Sort through the entries below and pull out lines containing the word "from".

## INFORMATION SHOWN
───

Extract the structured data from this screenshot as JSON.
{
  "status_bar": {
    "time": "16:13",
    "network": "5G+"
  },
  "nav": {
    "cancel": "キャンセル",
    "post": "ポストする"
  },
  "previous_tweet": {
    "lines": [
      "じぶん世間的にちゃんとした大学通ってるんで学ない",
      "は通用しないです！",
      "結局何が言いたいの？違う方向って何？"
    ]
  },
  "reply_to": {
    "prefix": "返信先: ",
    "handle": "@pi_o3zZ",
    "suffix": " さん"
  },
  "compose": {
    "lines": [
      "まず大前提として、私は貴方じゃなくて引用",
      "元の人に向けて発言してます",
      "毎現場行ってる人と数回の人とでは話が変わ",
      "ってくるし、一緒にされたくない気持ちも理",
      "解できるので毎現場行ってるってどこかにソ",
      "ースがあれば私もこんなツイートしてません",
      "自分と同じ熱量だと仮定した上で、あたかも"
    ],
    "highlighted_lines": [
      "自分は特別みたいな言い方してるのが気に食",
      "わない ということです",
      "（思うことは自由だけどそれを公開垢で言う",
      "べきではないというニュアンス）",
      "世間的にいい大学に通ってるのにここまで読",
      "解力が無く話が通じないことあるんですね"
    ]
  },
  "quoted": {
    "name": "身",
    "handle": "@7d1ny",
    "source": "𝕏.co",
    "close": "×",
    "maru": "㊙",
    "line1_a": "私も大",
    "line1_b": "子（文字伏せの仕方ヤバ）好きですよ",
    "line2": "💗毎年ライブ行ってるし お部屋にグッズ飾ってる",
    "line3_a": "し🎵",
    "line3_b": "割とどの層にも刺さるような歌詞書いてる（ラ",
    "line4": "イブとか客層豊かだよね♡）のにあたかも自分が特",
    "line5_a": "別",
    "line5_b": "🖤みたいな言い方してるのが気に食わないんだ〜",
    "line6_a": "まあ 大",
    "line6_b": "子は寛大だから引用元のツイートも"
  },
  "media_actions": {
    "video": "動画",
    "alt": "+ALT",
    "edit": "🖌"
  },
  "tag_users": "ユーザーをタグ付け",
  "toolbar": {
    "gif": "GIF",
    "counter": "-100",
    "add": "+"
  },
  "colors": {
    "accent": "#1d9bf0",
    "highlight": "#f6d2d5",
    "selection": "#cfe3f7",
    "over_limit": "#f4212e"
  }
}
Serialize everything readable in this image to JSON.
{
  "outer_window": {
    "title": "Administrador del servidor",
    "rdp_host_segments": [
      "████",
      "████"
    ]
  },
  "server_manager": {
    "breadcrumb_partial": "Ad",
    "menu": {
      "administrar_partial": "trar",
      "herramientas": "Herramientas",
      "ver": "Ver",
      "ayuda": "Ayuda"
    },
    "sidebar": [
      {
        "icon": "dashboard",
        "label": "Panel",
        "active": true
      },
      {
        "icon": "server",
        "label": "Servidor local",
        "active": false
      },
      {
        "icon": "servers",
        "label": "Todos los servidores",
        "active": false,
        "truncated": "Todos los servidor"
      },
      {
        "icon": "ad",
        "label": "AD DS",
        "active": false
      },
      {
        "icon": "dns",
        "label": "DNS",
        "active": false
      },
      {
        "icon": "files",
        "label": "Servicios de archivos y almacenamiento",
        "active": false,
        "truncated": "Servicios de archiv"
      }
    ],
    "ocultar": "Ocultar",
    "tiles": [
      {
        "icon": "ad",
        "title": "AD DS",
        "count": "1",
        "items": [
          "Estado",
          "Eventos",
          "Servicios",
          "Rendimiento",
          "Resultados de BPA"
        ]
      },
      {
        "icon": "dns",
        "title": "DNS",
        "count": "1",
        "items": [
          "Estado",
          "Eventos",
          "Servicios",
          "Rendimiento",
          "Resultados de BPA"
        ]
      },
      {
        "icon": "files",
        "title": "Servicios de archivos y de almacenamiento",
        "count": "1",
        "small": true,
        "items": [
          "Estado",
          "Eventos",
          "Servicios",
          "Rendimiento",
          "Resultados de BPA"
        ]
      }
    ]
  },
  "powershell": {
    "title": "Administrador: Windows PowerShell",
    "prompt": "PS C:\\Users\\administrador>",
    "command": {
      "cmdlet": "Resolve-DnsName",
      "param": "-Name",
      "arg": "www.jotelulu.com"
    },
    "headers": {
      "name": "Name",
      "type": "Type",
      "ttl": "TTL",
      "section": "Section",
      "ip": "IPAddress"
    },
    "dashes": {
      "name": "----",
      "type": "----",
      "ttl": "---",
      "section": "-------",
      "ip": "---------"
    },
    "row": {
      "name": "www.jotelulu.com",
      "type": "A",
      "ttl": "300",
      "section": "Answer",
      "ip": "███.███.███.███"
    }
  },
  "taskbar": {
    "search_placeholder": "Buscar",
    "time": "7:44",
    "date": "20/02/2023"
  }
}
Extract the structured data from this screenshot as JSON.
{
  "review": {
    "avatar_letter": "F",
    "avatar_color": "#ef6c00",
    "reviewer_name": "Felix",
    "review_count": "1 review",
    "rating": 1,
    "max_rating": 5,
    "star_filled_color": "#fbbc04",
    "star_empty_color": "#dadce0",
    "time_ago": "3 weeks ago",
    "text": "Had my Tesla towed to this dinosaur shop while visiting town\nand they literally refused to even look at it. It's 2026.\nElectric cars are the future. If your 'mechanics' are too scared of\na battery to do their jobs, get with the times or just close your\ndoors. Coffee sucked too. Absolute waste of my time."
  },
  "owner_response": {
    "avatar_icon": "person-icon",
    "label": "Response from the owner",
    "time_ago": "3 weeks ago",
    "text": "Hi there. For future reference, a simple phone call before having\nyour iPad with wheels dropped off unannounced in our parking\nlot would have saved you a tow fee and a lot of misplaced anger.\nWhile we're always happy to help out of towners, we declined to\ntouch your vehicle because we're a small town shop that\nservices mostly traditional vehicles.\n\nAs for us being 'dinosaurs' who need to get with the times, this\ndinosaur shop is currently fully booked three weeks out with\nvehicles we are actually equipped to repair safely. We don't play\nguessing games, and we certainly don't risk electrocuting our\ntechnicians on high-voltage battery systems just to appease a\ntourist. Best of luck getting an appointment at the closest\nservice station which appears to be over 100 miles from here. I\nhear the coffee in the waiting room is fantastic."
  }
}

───

## ANSWER FOR THE TASK
Extract the structured data from this screenshot as JSON.
Extract the structured data from this screenshot as JSON.
    "label": "Response from the owner",
    "text": "Hi there. For future reference, a simple phone call before having\nyour iPad with wheels dropped off unannounced in our parking\nlot would have saved you a tow fee and a lot of misplaced anger.\nWhile we're always happy to help out of towners, we declined to\ntouch your vehicle because we're a small town shop that\nservices mostly traditional vehicles.\n\nAs for us being 'dinosaurs' who need to get with the times, this\ndinosaur shop is currently fully booked three weeks out with\nvehicles we are actually equipped to repair safely. We don't play\nguessing games, and we certainly don't risk electrocuting our\ntechnicians on high-voltage battery systems just to appease a\ntourist. Best of luck getting an appointment at the closest\nservice station which appears to be over 100 miles from here. I\nhear the coffee in the waiting room is fantastic."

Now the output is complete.